__TASK REQUIREMENTS__
Whenever the string "status" turns up in a line below, that line should be copied.

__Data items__

────────────────────

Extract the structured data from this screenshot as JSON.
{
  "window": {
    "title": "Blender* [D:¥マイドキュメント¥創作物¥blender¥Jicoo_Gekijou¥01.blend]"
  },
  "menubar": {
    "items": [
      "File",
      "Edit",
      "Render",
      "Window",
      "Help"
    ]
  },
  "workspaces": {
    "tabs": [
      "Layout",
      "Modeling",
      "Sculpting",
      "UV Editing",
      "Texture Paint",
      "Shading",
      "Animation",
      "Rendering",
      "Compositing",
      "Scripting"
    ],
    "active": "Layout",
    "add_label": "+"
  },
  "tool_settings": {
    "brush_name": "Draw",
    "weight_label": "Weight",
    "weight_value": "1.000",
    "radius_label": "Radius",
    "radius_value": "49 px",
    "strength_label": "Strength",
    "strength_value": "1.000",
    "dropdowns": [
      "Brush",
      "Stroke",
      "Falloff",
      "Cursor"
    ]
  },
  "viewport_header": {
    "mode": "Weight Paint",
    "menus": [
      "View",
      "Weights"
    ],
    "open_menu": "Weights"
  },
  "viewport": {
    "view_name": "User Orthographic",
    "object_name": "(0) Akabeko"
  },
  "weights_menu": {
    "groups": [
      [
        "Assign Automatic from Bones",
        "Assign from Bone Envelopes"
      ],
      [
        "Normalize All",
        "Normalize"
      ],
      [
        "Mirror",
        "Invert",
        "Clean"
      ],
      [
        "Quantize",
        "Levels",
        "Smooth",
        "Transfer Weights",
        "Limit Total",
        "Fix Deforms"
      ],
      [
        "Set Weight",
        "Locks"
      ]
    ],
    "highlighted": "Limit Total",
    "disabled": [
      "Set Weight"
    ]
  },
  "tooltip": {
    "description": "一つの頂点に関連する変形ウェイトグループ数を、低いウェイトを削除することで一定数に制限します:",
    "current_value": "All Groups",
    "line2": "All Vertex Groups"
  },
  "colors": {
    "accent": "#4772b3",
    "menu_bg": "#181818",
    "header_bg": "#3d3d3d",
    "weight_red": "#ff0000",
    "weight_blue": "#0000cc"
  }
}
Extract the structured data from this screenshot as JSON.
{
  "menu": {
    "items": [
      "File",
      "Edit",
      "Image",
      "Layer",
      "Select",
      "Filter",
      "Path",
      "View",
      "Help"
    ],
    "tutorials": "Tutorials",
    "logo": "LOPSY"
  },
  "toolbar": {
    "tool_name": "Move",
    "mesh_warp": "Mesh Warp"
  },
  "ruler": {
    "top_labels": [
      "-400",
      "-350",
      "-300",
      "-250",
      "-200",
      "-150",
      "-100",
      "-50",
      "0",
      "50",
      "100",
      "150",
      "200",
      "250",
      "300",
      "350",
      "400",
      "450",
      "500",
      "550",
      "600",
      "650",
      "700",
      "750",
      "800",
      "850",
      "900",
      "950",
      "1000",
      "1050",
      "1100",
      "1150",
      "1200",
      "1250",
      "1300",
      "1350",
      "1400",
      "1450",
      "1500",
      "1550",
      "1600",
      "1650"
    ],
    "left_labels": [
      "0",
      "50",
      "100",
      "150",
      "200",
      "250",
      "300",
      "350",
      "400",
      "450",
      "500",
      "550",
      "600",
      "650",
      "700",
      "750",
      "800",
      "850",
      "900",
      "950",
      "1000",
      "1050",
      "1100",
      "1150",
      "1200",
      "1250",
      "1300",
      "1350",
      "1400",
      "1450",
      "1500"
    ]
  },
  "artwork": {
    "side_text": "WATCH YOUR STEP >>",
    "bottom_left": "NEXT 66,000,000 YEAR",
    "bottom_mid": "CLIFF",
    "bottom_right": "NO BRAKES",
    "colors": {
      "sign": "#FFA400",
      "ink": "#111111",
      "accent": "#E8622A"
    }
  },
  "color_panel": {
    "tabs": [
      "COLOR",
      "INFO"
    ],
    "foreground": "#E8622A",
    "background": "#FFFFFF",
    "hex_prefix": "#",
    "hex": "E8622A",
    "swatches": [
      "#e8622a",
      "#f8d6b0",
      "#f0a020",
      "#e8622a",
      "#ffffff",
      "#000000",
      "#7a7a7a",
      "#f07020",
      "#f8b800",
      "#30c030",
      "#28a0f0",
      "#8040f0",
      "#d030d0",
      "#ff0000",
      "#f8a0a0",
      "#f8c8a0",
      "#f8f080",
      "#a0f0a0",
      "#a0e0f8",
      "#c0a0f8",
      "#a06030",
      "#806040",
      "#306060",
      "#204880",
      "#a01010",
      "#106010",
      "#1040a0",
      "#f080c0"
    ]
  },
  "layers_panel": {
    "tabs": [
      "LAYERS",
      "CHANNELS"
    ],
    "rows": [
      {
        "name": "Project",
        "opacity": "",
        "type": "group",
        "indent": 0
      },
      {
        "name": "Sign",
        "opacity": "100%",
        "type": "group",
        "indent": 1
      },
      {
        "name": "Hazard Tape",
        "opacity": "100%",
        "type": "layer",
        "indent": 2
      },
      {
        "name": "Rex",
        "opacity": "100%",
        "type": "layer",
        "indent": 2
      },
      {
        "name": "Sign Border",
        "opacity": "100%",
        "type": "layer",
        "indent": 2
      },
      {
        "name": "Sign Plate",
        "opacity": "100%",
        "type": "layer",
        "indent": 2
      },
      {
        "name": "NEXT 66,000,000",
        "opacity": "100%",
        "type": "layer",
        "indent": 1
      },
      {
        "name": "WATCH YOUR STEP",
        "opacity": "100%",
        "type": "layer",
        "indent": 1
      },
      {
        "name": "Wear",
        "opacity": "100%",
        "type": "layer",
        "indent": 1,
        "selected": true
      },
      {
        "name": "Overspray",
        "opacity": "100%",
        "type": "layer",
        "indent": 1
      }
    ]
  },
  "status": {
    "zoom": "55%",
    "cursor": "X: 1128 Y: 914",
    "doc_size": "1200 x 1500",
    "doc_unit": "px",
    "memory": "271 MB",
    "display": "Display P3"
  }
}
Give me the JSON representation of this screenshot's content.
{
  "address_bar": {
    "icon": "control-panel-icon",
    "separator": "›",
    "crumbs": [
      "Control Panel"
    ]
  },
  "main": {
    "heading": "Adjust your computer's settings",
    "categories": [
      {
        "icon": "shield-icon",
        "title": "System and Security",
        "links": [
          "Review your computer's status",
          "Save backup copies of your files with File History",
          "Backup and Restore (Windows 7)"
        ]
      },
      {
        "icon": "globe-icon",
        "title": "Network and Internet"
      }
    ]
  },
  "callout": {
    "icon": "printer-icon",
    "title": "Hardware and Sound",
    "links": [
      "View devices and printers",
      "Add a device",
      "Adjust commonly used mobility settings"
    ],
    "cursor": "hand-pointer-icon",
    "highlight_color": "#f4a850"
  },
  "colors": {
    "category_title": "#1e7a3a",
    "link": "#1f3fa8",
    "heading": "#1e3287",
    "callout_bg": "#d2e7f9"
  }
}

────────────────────

__WRITTEN SOLUTION__
  "status": {
          "Review your computer's status",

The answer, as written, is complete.